(Beginning of Dataset records)

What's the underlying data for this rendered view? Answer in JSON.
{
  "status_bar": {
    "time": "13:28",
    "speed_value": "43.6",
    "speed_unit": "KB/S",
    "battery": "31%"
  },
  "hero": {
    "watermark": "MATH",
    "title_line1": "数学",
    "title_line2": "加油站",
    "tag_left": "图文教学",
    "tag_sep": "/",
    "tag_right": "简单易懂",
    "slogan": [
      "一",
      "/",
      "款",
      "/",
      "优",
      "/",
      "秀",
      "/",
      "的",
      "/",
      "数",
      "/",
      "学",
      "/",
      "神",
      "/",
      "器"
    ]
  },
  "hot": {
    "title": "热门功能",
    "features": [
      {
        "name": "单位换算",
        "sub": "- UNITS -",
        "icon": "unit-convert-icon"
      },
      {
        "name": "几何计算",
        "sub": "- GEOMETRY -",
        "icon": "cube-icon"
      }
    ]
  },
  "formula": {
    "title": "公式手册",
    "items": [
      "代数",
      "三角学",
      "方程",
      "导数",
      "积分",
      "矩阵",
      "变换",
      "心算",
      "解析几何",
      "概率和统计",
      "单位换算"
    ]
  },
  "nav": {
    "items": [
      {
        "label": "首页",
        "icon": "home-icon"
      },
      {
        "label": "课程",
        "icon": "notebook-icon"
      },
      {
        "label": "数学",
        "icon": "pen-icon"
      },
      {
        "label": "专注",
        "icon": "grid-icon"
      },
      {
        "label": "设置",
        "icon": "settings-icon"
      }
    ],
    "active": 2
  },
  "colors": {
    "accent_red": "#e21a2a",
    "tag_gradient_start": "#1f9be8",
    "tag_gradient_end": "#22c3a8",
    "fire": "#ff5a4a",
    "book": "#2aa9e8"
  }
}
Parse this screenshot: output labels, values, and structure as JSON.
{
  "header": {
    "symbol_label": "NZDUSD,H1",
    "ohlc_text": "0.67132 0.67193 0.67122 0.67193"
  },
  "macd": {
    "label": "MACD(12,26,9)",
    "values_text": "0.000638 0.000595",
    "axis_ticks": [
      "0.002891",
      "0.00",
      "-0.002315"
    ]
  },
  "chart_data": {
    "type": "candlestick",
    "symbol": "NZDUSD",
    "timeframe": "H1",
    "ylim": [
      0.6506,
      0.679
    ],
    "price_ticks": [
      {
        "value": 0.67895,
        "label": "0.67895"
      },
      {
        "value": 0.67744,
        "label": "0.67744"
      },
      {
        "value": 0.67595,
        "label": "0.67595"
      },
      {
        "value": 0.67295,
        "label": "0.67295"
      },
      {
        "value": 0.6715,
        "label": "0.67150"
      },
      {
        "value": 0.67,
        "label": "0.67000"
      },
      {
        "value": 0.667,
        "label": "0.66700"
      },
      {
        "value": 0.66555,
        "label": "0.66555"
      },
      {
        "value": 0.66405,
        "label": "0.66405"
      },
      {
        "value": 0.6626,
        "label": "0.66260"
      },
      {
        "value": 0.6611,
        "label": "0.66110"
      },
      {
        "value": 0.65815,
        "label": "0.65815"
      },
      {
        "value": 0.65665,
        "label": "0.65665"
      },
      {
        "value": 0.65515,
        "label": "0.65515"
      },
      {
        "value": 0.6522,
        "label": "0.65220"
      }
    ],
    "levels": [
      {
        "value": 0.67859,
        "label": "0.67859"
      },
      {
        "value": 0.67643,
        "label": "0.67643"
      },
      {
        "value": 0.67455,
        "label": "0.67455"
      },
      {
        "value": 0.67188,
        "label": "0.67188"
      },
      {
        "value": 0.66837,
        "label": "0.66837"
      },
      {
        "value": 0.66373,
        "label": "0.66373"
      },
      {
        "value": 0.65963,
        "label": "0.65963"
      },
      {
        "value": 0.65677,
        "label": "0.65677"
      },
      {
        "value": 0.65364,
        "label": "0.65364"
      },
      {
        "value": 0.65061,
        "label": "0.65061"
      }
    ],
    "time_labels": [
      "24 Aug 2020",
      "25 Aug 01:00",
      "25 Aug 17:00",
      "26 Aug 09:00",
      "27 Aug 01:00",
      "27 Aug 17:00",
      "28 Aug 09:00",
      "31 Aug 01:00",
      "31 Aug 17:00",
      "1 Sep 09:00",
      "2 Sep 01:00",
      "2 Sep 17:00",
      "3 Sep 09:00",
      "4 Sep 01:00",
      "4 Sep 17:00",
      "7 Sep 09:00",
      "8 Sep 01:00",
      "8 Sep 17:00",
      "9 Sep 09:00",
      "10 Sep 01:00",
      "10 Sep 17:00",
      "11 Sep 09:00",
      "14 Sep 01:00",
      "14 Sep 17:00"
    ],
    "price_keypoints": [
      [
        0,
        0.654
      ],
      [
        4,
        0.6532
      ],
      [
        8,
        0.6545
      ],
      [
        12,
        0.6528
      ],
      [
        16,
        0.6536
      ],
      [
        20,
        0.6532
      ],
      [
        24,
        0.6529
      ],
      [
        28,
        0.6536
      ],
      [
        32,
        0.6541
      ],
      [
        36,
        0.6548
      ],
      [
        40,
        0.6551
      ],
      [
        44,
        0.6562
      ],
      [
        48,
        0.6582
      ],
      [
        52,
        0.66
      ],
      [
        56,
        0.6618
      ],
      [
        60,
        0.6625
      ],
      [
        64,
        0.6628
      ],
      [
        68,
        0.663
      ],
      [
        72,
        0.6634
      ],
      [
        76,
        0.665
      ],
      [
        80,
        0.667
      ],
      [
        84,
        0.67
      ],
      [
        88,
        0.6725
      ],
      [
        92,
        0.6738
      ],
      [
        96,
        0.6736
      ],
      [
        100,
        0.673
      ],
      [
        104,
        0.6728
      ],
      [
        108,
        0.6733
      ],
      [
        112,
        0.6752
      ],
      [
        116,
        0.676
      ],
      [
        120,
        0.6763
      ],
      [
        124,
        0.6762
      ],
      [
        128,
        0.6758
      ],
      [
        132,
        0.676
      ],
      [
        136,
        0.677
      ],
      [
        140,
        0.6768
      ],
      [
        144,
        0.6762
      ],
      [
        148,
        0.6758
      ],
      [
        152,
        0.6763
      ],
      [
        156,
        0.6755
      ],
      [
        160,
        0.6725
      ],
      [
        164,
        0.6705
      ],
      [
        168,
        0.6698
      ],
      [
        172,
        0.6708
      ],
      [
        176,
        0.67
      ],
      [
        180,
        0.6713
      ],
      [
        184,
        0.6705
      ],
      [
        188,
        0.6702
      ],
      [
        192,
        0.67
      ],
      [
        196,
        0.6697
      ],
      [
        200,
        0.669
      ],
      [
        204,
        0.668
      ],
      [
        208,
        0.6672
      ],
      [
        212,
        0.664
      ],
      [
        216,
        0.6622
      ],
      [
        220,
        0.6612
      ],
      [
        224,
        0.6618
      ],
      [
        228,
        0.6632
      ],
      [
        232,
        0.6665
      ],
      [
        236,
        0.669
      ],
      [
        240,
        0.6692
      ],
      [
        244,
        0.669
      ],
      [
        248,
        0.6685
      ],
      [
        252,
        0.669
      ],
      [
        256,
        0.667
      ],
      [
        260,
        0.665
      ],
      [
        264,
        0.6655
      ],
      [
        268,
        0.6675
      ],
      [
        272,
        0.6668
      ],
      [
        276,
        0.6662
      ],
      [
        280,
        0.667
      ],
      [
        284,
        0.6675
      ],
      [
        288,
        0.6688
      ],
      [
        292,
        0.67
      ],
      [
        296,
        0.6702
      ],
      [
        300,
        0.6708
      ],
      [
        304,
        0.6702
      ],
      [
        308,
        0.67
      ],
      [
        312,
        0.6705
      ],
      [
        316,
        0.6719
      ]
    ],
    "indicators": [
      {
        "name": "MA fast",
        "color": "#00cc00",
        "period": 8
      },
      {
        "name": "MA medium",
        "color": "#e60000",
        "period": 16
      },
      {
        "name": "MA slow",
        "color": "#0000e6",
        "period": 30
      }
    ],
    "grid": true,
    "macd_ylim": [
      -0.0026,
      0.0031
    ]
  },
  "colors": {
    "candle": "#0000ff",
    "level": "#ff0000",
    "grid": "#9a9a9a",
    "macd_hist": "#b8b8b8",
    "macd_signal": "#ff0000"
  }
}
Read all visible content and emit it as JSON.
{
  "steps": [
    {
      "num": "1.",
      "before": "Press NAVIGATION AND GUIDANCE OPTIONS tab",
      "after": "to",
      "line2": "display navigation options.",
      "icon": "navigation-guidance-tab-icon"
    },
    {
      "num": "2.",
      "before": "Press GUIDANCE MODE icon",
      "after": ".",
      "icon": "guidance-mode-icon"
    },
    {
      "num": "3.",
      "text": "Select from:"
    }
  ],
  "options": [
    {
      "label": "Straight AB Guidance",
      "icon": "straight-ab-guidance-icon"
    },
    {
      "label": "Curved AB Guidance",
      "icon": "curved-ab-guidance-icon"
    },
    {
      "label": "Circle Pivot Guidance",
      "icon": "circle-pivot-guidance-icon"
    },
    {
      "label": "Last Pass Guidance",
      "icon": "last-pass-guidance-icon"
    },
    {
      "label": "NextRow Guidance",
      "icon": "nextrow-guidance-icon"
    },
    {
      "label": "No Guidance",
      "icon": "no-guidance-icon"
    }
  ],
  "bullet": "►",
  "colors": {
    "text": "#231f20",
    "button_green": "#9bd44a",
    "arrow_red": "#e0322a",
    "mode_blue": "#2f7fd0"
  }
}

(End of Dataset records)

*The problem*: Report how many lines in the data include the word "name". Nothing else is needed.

*Your response*: 5